START TASK INPUTS

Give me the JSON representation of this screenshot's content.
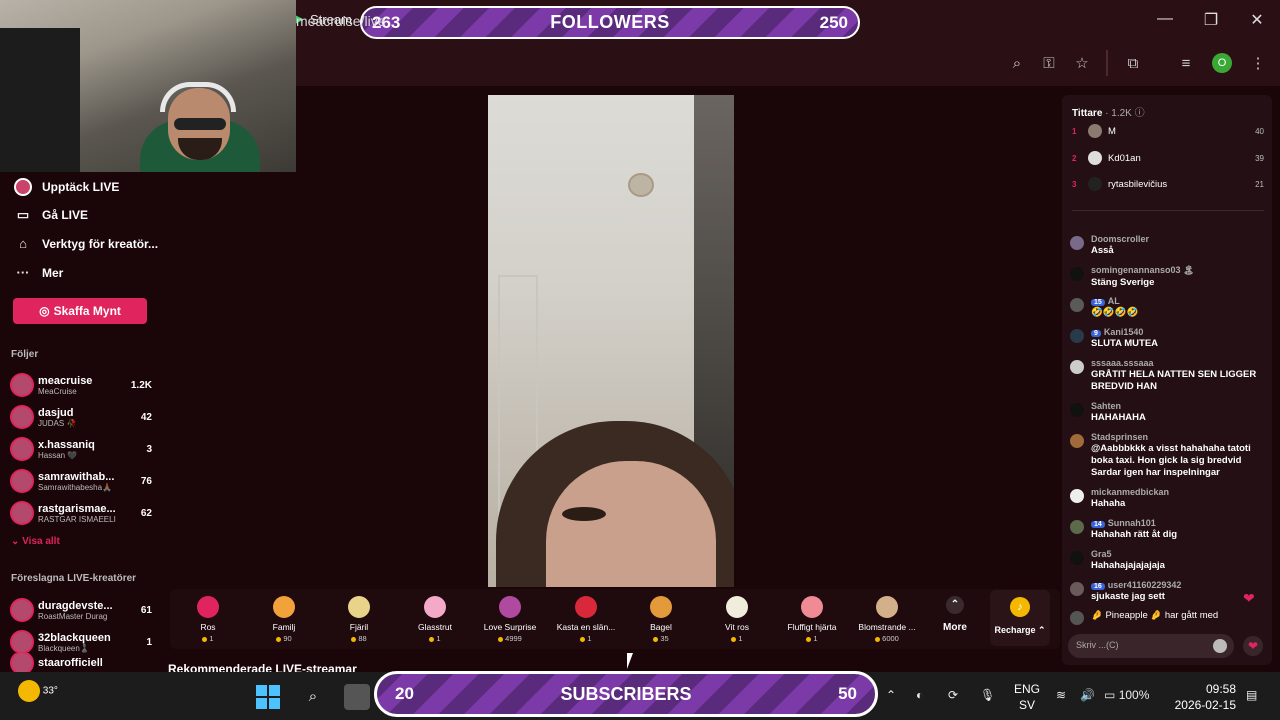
{
  "browser": {
    "tab_title": "Stream",
    "url": "meacruise/live",
    "profile_initial": "O",
    "window_controls": [
      "minimize",
      "maximize",
      "close"
    ]
  },
  "overlay_followers": {
    "left": "263",
    "label": "FOLLOWERS",
    "right": "250"
  },
  "overlay_subscribers": {
    "left": "20",
    "label": "SUBSCRIBERS",
    "right": "50"
  },
  "sidebar": {
    "nav": [
      {
        "label": "Upptäck LIVE",
        "icon": "live-avatar-icon"
      },
      {
        "label": "Gå LIVE",
        "icon": "video-camera-icon"
      },
      {
        "label": "Verktyg för kreatör...",
        "icon": "home-icon"
      },
      {
        "label": "Mer",
        "icon": "more-dots-icon"
      }
    ],
    "cta_label": "Skaffa Mynt",
    "following_title": "Följer",
    "following": [
      {
        "name": "meacruise",
        "sub": "MeaCruise",
        "count": "1.2K"
      },
      {
        "name": "dasjud",
        "sub": "JUDAS 🥀",
        "count": "42"
      },
      {
        "name": "x.hassaniq",
        "sub": "Hassan 🖤",
        "count": "3"
      },
      {
        "name": "samrawithab...",
        "sub": "Samrawithabesha🙏🏾",
        "count": "76"
      },
      {
        "name": "rastgarismae...",
        "sub": "RASTGAR ISMAEELI",
        "count": "62"
      }
    ],
    "show_all": "Visa allt",
    "suggested_title": "Föreslagna LIVE-kreatörer",
    "suggested": [
      {
        "name": "duragdevste...",
        "sub": "RoastMaster Durag",
        "count": "61"
      },
      {
        "name": "32blackqueen",
        "sub": "Blackqueen♟️",
        "count": "1"
      },
      {
        "name": "staarofficiell",
        "sub": "",
        "count": ""
      }
    ]
  },
  "gifts": [
    {
      "name": "Ros",
      "price": "1",
      "color": "#e0245e"
    },
    {
      "name": "Familj",
      "price": "90",
      "color": "#f2a23a"
    },
    {
      "name": "Fjäril",
      "price": "88",
      "color": "#e9d38a"
    },
    {
      "name": "Glasstrut",
      "price": "1",
      "color": "#f5a9c8"
    },
    {
      "name": "Love Surprise",
      "price": "4999",
      "color": "#b04aa0"
    },
    {
      "name": "Kasta en slän...",
      "price": "1",
      "color": "#d8283a"
    },
    {
      "name": "Bagel",
      "price": "35",
      "color": "#e39a3a"
    },
    {
      "name": "Vit ros",
      "price": "1",
      "color": "#f0eddc"
    },
    {
      "name": "Fluffigt hjärta",
      "price": "1",
      "color": "#f08a94"
    },
    {
      "name": "Blomstrande ...",
      "price": "6000",
      "color": "#d4b08a"
    }
  ],
  "gift_more": "More",
  "recharge_label": "Recharge",
  "recommend_title": "Rekommenderade LIVE-streamar",
  "viewers": {
    "title": "Tittare",
    "count": "· 1.2K",
    "top": [
      {
        "rank": "1",
        "name": "M",
        "score": "40"
      },
      {
        "rank": "2",
        "name": "Kd01an",
        "score": "39"
      },
      {
        "rank": "3",
        "name": "rytasbilevičius",
        "score": "21"
      }
    ]
  },
  "chat": [
    {
      "user": "Doomscroller",
      "text": "Asså",
      "badge": ""
    },
    {
      "user": "somingenannanso03 🏝",
      "text": "Stäng Sverige",
      "badge": ""
    },
    {
      "user": "AL",
      "text": "🤣🤣🤣🤣",
      "badge": "15"
    },
    {
      "user": "Kani1540",
      "text": "SLUTA MUTEA",
      "badge": "9"
    },
    {
      "user": "sssaaa.sssaaa",
      "text": "GRÅTIT HELA NATTEN SEN LIGGER BREDVID HAN",
      "badge": ""
    },
    {
      "user": "Sahten",
      "text": "HAHAHAHA",
      "badge": ""
    },
    {
      "user": "Stadsprinsen",
      "text": "@Aabbbkkk a visst hahahaha tatoti boka taxi. Hon gick la sig bredvid Sardar igen har inspelningar",
      "badge": ""
    },
    {
      "user": "mickanmedbickan",
      "text": "Hahaha",
      "badge": ""
    },
    {
      "user": "Sunnah101",
      "text": "Hahahah rätt åt dig",
      "badge": "14"
    },
    {
      "user": "Gra5",
      "text": "Hahahajajajajaja",
      "badge": ""
    },
    {
      "user": "user41160229342",
      "text": "sjukaste jag sett",
      "badge": "16"
    }
  ],
  "pinned_msg": "🤌 Pineapple 🤌 har gått med",
  "chat_placeholder": "Skriv ...(C)",
  "taskbar": {
    "temperature": "33°",
    "lang_top": "ENG",
    "lang_bottom": "SV",
    "battery": "100%",
    "time": "09:58",
    "date": "2026-02-15"
  }
}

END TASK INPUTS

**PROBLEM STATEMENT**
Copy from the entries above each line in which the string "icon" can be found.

**EXERCISE RESULT**
        "icon": "live-avatar-icon"
        "icon": "video-camera-icon"
        "icon": "home-icon"
        "icon": "more-dots-icon"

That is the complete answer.